World traveler, Mr. Kern, lands at KS Maui


Photo by Kainoa Deguilmo

Kumu Kern and Kaylee Cambra share a fun moment in Chemistry class. Kumu Kern joined the Kamehameha Maui staff in the fall.

In this great world, new chemistry teacher Mr. Ronald Kern has seen a lot, but the more things change, the more they stay the same.

Hailing from New Orleans, Kumu Kern said the people of Hawaiʻi remind him a lot of the folks back in Louisiana.

“[They both] enjoy life, and they get together and cook out,” he said. “They fry their fish just like we do.”

He recently attended the sophomores’ beach project on Pōʻalima ‘Ulaʻula, Red Friday, and said the new net throwing skills the students learned was like going home to New Orleans for a day of fun.

“One thing I want people to remember,” he said, “is that when you have culture, hold onto it tight, and don’t ever let it go.”

Kamehameha Maui was not Kumu Kern’s original destination this year.

He had initially planned on teaching at a school in the Chuuk State of the Federated States of Micronesia. He found the spot through a program called WorldTeach, which is an organization that positions teachers globally.

“I chose this place [Chuuk] because this was a situation where I could give back,” Kumu Kern said. “People have given so much to me throughout my life.”

His plans were changed when the school was destroyed by Super Typhoon Maysak in March of this year. People on the island were forced to take up living in the school itself.

“I was going to leave [for Chuuk], but a storm destroyed the island leaving nothing left,” Kumu Kern said. He said that he was fortunate, then, to be able to take a position with Kamehameha Maui.

Born and raised in New Orleans, Kumu Kern said that, like Hawaiʻi, “New Orleans is the melting pot.”

He grew up in Louisiana and went to school at Northwestern University in Natchitoches. Before that, he was an industrial teacher educating adults at a water treatment company, and he would travel to chemical plants to teach workers.

“I taught them chemical safety,” Kumu Kern said. “I also taught water science to them and treatment chemistry.”

Outside of school,  Kumu Kern explained that he loved to travel.

He originally lived in Louisiana, and from there moved to the U. S. Virgin Islands with his wife — first to Tortola, and afterwards, to St. Croix. From there they moved on to Miami and back to New Orleans, and they are now residing on Maui.

“Of all the places I’ve visited, Hawaiʻi is my favorite,” Kumu Kern said. “The people are very nice.”

Growing up, Mr. Kern played football in high school as a linebacker for DeRidder High School. Hunting and fishing also made up part of his childhood, and just like people here on Maui, Mr. Kern used to “throw net” to catch fish and shrimp.

“I mostly caught catfish, bass, crappie, speckled trout, redfish, and crabs,” he said.

Kumu Kern looks forward to being a part of the Kamehameha Schools Maui staff and community.
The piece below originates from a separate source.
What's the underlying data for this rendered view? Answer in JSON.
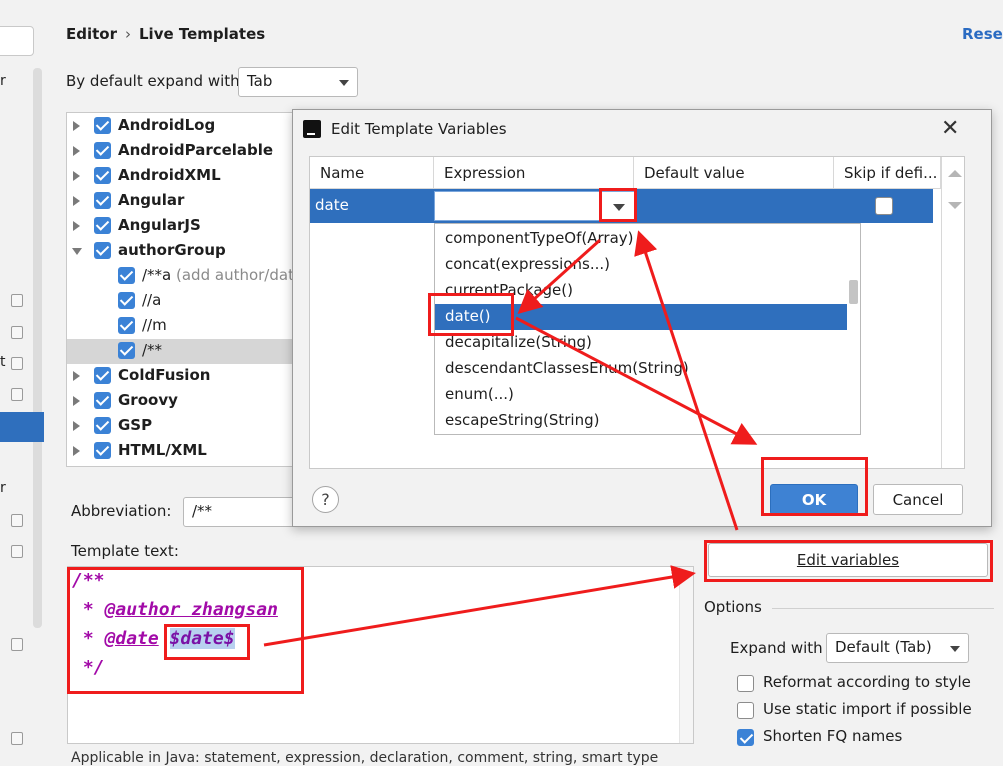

You might see him with his wife, Mrs. Linda Kern, who is also working on campus as a substitute teacher.

He said that, for him, she “is the backbone of my existence. Without her I would be a sailor lost at sea.”